[Page and application data records]
★ ★ ★ ★
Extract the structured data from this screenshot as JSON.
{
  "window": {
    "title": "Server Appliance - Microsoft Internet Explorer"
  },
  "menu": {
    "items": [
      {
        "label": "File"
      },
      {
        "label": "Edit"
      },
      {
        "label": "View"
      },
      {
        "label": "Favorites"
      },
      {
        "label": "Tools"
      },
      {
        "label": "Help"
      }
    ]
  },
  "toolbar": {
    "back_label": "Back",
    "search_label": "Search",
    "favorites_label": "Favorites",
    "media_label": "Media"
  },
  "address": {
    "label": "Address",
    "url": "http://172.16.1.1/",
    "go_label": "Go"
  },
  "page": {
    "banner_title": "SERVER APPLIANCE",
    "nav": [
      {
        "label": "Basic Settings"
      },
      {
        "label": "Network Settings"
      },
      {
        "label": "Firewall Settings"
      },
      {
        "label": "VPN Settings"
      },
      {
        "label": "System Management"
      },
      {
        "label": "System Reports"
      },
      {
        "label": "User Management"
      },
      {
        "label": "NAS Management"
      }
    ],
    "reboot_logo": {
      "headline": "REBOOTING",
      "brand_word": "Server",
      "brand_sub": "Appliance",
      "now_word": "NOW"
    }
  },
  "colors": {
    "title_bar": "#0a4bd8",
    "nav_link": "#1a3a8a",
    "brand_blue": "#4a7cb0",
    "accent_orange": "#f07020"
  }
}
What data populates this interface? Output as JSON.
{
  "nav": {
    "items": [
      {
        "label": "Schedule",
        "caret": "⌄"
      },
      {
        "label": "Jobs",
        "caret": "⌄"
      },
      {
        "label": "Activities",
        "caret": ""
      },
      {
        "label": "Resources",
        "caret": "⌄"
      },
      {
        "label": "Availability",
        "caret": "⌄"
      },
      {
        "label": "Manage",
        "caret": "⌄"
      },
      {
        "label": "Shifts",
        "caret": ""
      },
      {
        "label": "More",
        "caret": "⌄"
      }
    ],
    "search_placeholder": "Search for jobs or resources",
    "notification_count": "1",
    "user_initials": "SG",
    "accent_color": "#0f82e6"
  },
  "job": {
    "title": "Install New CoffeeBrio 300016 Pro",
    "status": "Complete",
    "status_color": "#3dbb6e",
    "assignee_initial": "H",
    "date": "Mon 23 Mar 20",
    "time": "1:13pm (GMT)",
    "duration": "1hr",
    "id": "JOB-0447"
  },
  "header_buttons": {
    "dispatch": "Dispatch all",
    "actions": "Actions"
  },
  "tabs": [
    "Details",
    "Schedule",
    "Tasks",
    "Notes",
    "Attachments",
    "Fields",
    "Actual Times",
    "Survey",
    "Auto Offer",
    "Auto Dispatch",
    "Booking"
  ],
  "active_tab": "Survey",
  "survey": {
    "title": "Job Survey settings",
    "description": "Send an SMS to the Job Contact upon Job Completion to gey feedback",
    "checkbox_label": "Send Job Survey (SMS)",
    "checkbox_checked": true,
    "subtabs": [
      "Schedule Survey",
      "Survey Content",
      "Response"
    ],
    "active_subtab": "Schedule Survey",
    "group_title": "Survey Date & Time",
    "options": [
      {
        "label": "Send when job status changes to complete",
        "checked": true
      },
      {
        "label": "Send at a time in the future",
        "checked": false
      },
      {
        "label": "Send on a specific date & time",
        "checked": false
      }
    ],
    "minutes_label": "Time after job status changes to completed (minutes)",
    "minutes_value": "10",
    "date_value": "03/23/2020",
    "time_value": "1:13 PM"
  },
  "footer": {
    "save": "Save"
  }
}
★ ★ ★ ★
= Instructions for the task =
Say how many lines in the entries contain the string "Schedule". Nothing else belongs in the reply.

= Solution to this exercise =
4